Over a decade ago, a report by medical researchers K.K. Roy et al. was published in International Journal of Gynecology & Obstetrics describing the case of a woman in whom a levonorgestrel-releasing intrauterine contraceptive device (IUD) perforated the uterine wall and migrated to the pelvis.
Intrauterine contraceptive device migration is a well-known complication of IUD use.
Other complications related to the use of intrauterine contraceptive devices such as Mirena® (manufactured by Bayer Pharmaceuticals) are ectopic pregnancy, loss of pregnancy, loss of fertility, and IUD expulsion. For more information, the Mayo Clinic website has a great deal of information regarding the risks of Mirena® use.
The Roy et al. (2000) piece describes the case of a woman, aged 42 years and otherwise healthy, who had decided to use an intrauterine contraceptive device after the birth of her second child.
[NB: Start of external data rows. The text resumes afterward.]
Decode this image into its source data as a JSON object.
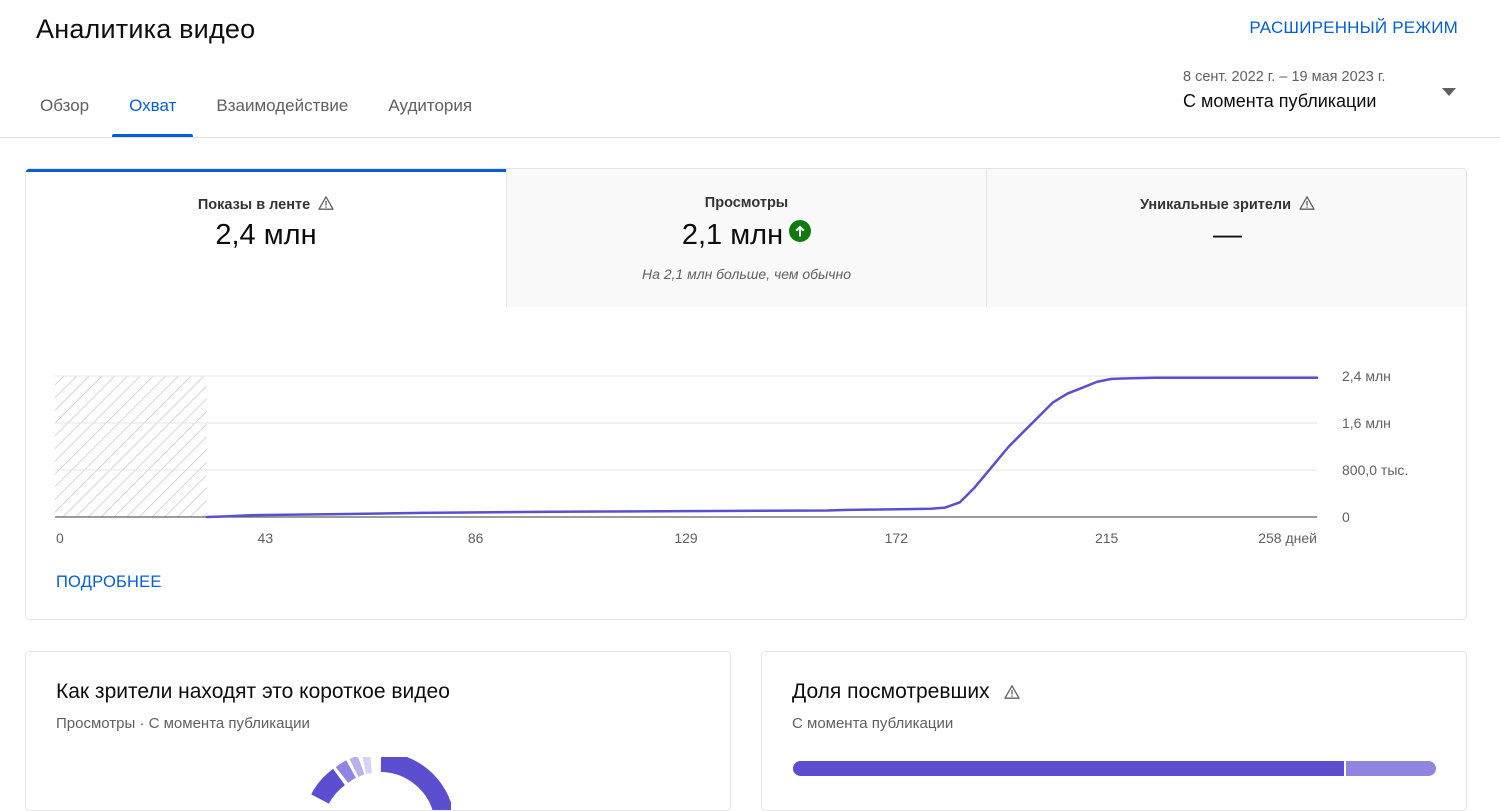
{
  "header": {
    "title": "Аналитика видео",
    "advanced_mode": "РАСШИРЕННЫЙ РЕЖИМ",
    "tabs": [
      {
        "label": "Обзор",
        "active": false
      },
      {
        "label": "Охват",
        "active": true
      },
      {
        "label": "Взаимодействие",
        "active": false
      },
      {
        "label": "Аудитория",
        "active": false
      }
    ],
    "date_range": "8 сент. 2022 г. – 19 мая 2023 г.",
    "date_mode": "С момента публикации"
  },
  "metrics": [
    {
      "label": "Показы в ленте",
      "value": "2,4 млн",
      "note": "",
      "warning": true
    },
    {
      "label": "Просмотры",
      "value": "2,1 млн",
      "note": "На 2,1 млн больше, чем обычно",
      "trend": "up"
    },
    {
      "label": "Уникальные зрители",
      "value": "—",
      "note": "",
      "warning": true
    }
  ],
  "more_link": "ПОДРОБНЕЕ",
  "chart_data": {
    "type": "line",
    "x_tick_labels": [
      "0",
      "43",
      "86",
      "129",
      "172",
      "215",
      "258 дней"
    ],
    "x_ticks": [
      0,
      43,
      86,
      129,
      172,
      215,
      258
    ],
    "y_tick_labels": [
      "0",
      "800,0 тыс.",
      "1,6 млн",
      "2,4 млн"
    ],
    "y_ticks": [
      0,
      800000,
      1600000,
      2400000
    ],
    "xlim": [
      0,
      258
    ],
    "ylim": [
      0,
      2400000
    ],
    "grid": true,
    "no_data_range": [
      0,
      31
    ],
    "series": [
      {
        "color": "#5b4fcf",
        "x": [
          31,
          35,
          40,
          58,
          75,
          102,
          158,
          162,
          179,
          182,
          185,
          188,
          192,
          195,
          198,
          201,
          204,
          207,
          210,
          213,
          216,
          220,
          225,
          240,
          258
        ],
        "y": [
          0,
          10000,
          30000,
          50000,
          70000,
          90000,
          110000,
          120000,
          140000,
          160000,
          250000,
          500000,
          900000,
          1200000,
          1450000,
          1700000,
          1950000,
          2100000,
          2200000,
          2300000,
          2350000,
          2360000,
          2370000,
          2370000,
          2370000
        ]
      }
    ]
  },
  "sources_card": {
    "title": "Как зрители находят это короткое видео",
    "subtitle": "Просмотры · С момента публикации"
  },
  "retention_card": {
    "title": "Доля посмотревших",
    "subtitle": "С момента публикации",
    "bar_segments": [
      {
        "fraction": 0.86,
        "color": "#5b4fcf"
      },
      {
        "fraction": 0.14,
        "color": "#8f85e0"
      }
    ]
  }
}
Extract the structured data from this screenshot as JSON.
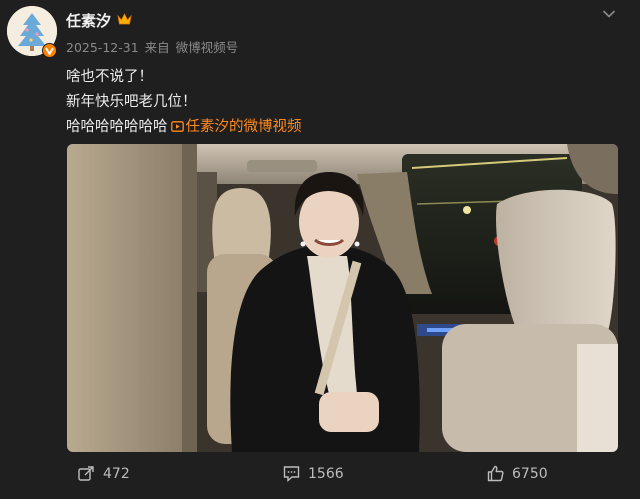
{
  "post": {
    "author": "任素汐",
    "date": "2025-12-31",
    "source_prefix": "来自",
    "source": "微博视频号",
    "lines": [
      "啥也不说了！",
      "新年快乐吧老几位！",
      "哈哈哈哈哈哈哈"
    ],
    "video_link_text": "任素汐的微博视频"
  },
  "icons": {
    "verified": "verified-badge-icon",
    "vip": "crown-icon",
    "expand": "chevron-down-icon",
    "link": "video-link-icon",
    "repost": "repost-icon",
    "comment": "comment-icon",
    "like": "like-icon"
  },
  "actions": {
    "repost_count": "472",
    "comment_count": "1566",
    "like_count": "6750"
  },
  "colors": {
    "background": "#1f1f1f",
    "link": "#ff8a1f",
    "verified": "#ff8200",
    "meta": "#8a8a8a"
  }
}
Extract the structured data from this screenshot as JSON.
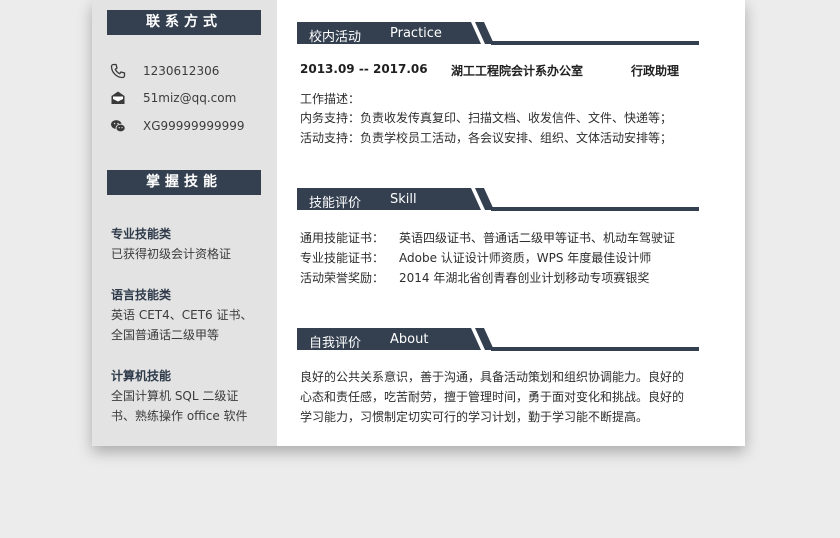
{
  "colors": {
    "accent": "#344050",
    "sidebar_bg": "#e3e3e3"
  },
  "sidebar": {
    "contact_title": "联系方式",
    "contacts": [
      {
        "icon": "phone-icon",
        "text": "1230612306"
      },
      {
        "icon": "mail-icon",
        "text": "51miz@qq.com"
      },
      {
        "icon": "wechat-icon",
        "text": "XG99999999999"
      }
    ],
    "skills_title": "掌握技能",
    "skills": [
      {
        "heading": "专业技能类",
        "lines": [
          "已获得初级会计资格证"
        ]
      },
      {
        "heading": "语言技能类",
        "lines": [
          "英语 CET4、CET6 证书、",
          "全国普通话二级甲等"
        ]
      },
      {
        "heading": "计算机技能",
        "lines": [
          "全国计算机 SQL 二级证",
          "书、熟练操作 office 软件"
        ]
      }
    ]
  },
  "practice": {
    "title_cn": "校内活动",
    "title_en": "Practice",
    "period": "2013.09 -- 2017.06",
    "org": "湖工工程院会计系办公室",
    "role": "行政助理",
    "desc_label": "工作描述：",
    "items": [
      "内务支持：负责收发传真复印、扫描文档、收发信件、文件、快递等；",
      "活动支持：负责学校员工活动，各会议安排、组织、文体活动安排等；"
    ]
  },
  "skill": {
    "title_cn": "技能评价",
    "title_en": "Skill",
    "rows": [
      {
        "k": "通用技能证书：",
        "v": "英语四级证书、普通话二级甲等证书、机动车驾驶证"
      },
      {
        "k": "专业技能证书：",
        "v": "Adobe 认证设计师资质，WPS 年度最佳设计师"
      },
      {
        "k": "活动荣誉奖励：",
        "v": "2014 年湖北省创青春创业计划移动专项赛银奖"
      }
    ]
  },
  "about": {
    "title_cn": "自我评价",
    "title_en": "About",
    "lines": [
      "良好的公共关系意识，善于沟通，具备活动策划和组织协调能力。良好的",
      "心态和责任感，吃苦耐劳，擅于管理时间，勇于面对变化和挑战。良好的",
      "学习能力，习惯制定切实可行的学习计划，勤于学习能不断提高。"
    ]
  }
}
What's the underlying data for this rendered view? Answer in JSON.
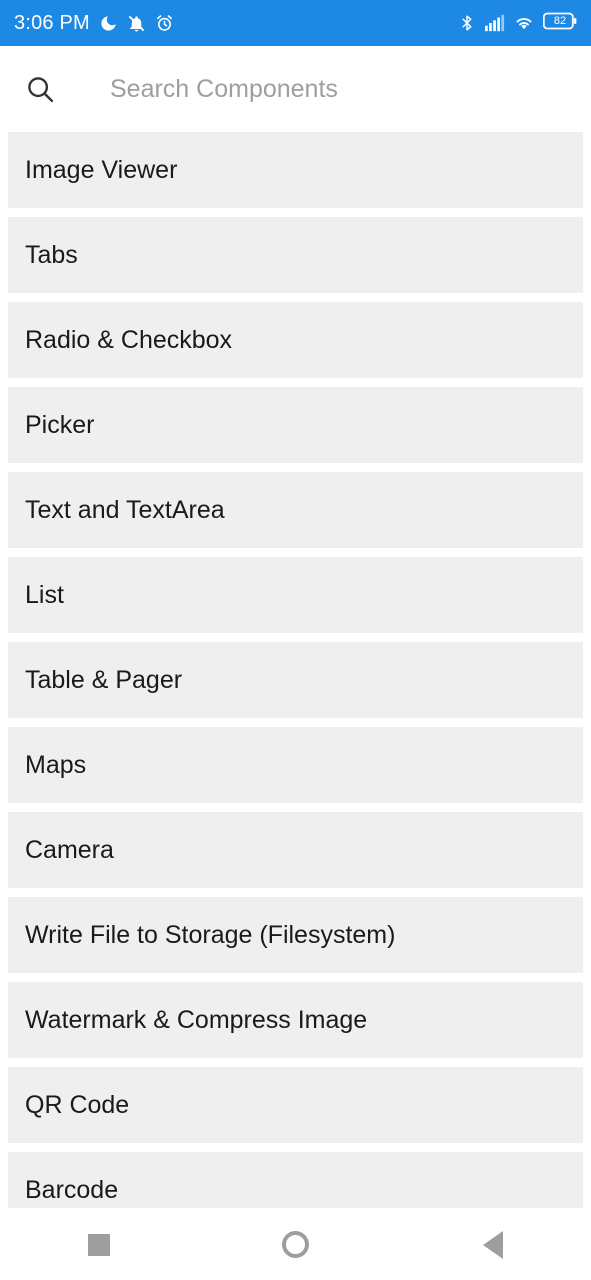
{
  "status_bar": {
    "clock": "3:06 PM",
    "battery_level": "82",
    "icons": [
      "moon-icon",
      "notification-off-icon",
      "alarm-icon",
      "bluetooth-icon",
      "cellular-signal-icon",
      "wifi-icon",
      "battery-icon"
    ],
    "background_color": "#1E88E5"
  },
  "search": {
    "placeholder": "Search Components",
    "value": "",
    "icon": "search-icon"
  },
  "list": {
    "items": [
      {
        "label": "Image Viewer"
      },
      {
        "label": "Tabs"
      },
      {
        "label": "Radio & Checkbox"
      },
      {
        "label": "Picker"
      },
      {
        "label": "Text and TextArea"
      },
      {
        "label": "List"
      },
      {
        "label": "Table & Pager"
      },
      {
        "label": "Maps"
      },
      {
        "label": "Camera"
      },
      {
        "label": "Write File to Storage (Filesystem)"
      },
      {
        "label": "Watermark & Compress Image"
      },
      {
        "label": "QR Code"
      },
      {
        "label": "Barcode"
      }
    ]
  },
  "nav_bar": {
    "buttons": [
      {
        "name": "recent-apps-button"
      },
      {
        "name": "home-button"
      },
      {
        "name": "back-button"
      }
    ]
  }
}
This, in fact, is the time in life at which the Mirena® device is intended to be used.
After using her intrauterine contraceptive device for only 15 days, she came back to her doctor complaining of mild pelvic pain. Upon examination, the removal strings of the device could not be located, and X-ray was required to locate the device. Found to have torn through the uterine wall, the device was resting in front of the sacrum. Using laparoscopy, a surgical procedure aided by the insertion of a tiny camera aboard surgical equipment, the device was removed and the woman recovered without injury.
Due to the fact that the manufacturers of Mirena® IUD and other similar products have time and again failed to make clear the risks associated with the use of their products, a number of Mirena® lawsuits are currently being filed.
 Roy, K.K. et al. “Laparoscopic removal of translocated retroperitoneal IUD” International Journal of Gynecology & Obstetrics 71 _2000. 241]243